● Task directions
Wherever the word "dirty" appears in a line of the data, that line should be copied.

● Page and application data records
+ + + + + + +

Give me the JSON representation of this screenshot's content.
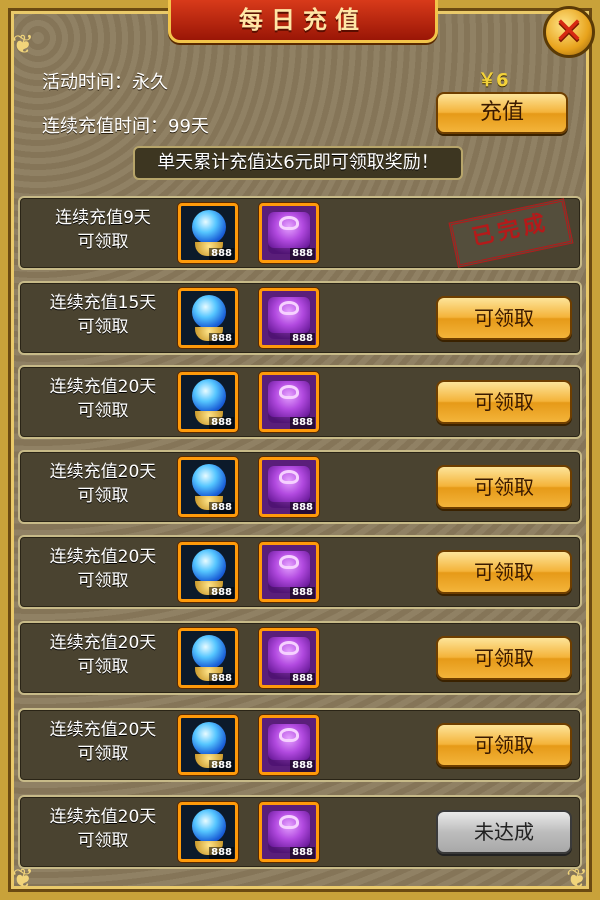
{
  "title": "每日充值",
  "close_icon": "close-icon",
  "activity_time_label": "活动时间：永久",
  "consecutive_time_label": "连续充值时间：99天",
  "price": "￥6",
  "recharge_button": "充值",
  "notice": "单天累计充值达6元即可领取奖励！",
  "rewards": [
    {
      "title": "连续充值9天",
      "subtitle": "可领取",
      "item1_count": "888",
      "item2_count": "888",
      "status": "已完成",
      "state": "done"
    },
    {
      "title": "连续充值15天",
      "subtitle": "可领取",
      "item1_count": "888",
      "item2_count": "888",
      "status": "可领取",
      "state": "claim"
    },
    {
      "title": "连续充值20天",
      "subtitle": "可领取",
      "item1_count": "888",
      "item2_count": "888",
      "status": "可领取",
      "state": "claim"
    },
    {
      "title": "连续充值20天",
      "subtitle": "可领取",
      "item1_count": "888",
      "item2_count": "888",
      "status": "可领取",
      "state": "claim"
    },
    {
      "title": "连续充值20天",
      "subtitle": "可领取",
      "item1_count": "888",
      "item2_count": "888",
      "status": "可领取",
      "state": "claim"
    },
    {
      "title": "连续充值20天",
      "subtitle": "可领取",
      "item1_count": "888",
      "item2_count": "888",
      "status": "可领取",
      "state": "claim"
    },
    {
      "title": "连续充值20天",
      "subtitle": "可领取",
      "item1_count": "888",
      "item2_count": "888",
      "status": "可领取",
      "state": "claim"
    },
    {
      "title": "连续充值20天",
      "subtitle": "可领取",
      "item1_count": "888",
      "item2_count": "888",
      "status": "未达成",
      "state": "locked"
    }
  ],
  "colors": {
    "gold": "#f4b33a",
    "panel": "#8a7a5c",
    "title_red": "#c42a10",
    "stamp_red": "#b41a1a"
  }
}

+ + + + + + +

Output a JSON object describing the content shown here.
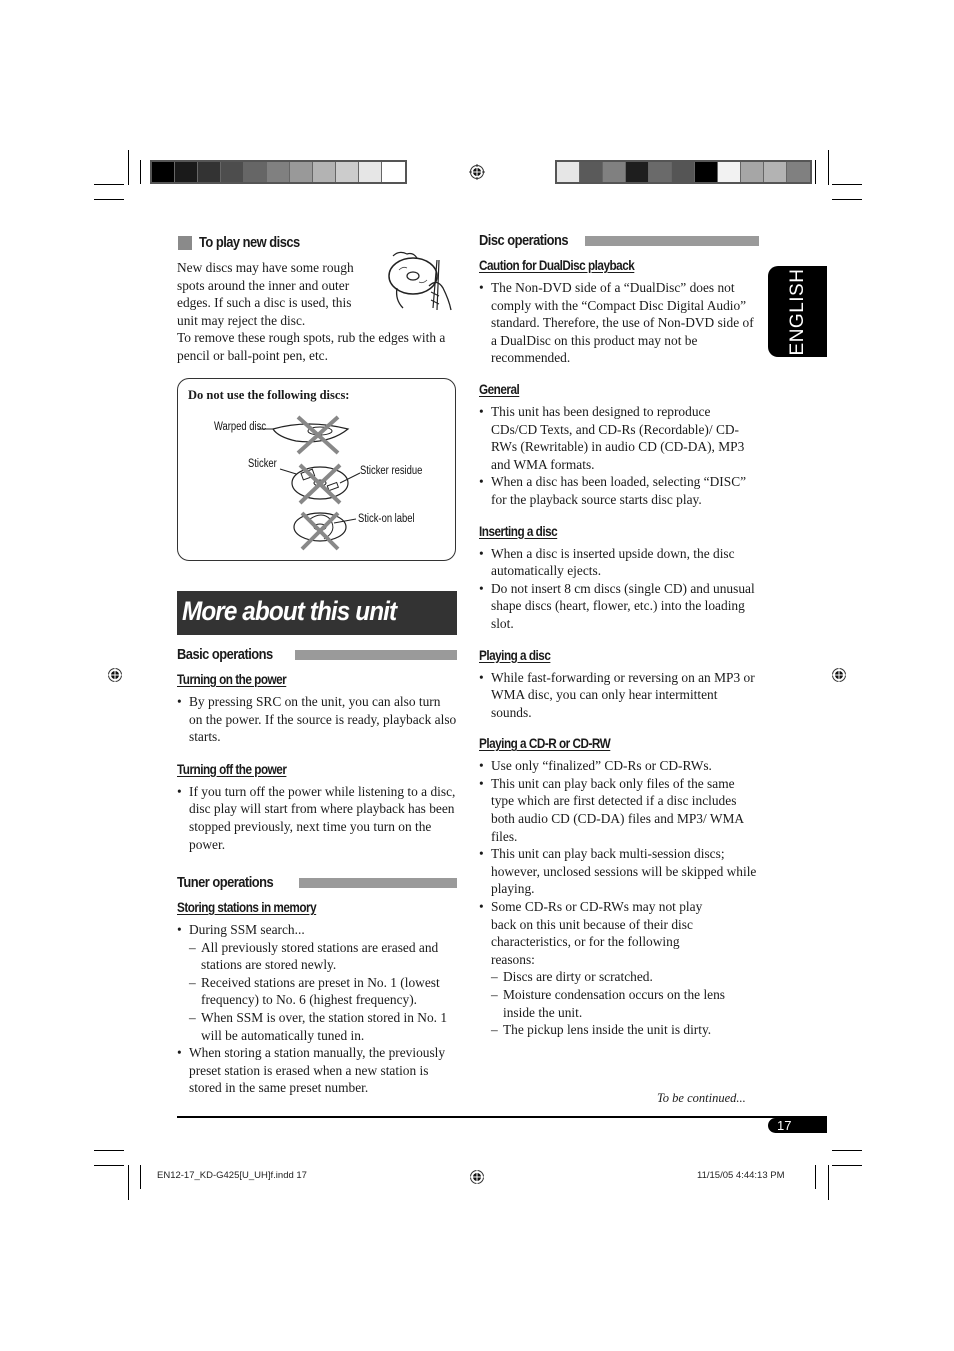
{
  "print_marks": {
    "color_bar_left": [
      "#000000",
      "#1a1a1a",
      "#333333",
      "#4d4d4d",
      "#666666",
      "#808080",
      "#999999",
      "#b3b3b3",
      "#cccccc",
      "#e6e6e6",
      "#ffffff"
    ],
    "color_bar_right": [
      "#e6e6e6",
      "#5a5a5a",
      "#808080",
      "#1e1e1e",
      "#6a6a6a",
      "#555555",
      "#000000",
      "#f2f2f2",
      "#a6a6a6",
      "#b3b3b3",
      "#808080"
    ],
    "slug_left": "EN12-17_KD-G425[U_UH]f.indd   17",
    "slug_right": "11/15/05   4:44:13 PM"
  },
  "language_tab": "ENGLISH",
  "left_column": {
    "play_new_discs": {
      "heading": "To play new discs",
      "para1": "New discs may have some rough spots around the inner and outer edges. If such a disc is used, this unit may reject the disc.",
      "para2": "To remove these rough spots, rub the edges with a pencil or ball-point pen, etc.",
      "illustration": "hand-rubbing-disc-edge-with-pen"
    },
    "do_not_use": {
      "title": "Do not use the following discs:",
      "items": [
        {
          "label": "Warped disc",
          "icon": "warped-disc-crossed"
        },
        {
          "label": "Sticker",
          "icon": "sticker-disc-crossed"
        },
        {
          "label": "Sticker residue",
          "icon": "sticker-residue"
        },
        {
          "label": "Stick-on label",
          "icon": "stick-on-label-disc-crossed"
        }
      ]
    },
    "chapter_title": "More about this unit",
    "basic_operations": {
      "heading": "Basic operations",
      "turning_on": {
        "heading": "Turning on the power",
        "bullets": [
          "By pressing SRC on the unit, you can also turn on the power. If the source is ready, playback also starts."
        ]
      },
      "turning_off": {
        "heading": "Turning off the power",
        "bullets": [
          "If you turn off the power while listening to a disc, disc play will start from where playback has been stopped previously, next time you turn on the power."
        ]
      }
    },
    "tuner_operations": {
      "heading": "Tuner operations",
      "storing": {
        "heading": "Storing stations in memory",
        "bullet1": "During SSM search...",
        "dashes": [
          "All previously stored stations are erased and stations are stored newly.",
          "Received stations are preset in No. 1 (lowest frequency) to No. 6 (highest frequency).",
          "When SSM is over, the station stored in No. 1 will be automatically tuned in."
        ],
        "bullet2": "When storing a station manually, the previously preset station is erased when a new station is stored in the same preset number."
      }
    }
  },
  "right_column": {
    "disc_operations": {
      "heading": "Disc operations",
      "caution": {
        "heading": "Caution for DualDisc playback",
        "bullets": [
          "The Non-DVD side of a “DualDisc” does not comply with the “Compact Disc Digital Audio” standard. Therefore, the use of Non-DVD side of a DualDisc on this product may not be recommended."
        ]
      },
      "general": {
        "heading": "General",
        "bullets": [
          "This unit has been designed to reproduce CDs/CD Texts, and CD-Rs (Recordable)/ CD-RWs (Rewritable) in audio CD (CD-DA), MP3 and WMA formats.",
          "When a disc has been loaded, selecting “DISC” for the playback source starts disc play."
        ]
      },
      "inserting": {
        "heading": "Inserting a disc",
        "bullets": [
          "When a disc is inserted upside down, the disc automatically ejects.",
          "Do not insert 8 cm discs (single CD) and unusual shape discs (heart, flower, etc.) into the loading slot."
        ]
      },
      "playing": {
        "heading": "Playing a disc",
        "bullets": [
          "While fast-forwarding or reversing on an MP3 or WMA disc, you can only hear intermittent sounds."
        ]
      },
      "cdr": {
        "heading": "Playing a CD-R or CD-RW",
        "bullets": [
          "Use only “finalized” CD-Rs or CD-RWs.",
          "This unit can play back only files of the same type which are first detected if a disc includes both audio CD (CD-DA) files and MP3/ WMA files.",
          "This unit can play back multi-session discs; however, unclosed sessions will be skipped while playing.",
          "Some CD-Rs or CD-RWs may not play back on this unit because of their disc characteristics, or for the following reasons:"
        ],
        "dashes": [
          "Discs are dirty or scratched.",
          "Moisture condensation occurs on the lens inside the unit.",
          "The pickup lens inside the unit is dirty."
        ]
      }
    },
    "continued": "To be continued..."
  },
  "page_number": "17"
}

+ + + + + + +

● Answer
          "Discs are dirty or scratched.",
          "The pickup lens inside the unit is dirty."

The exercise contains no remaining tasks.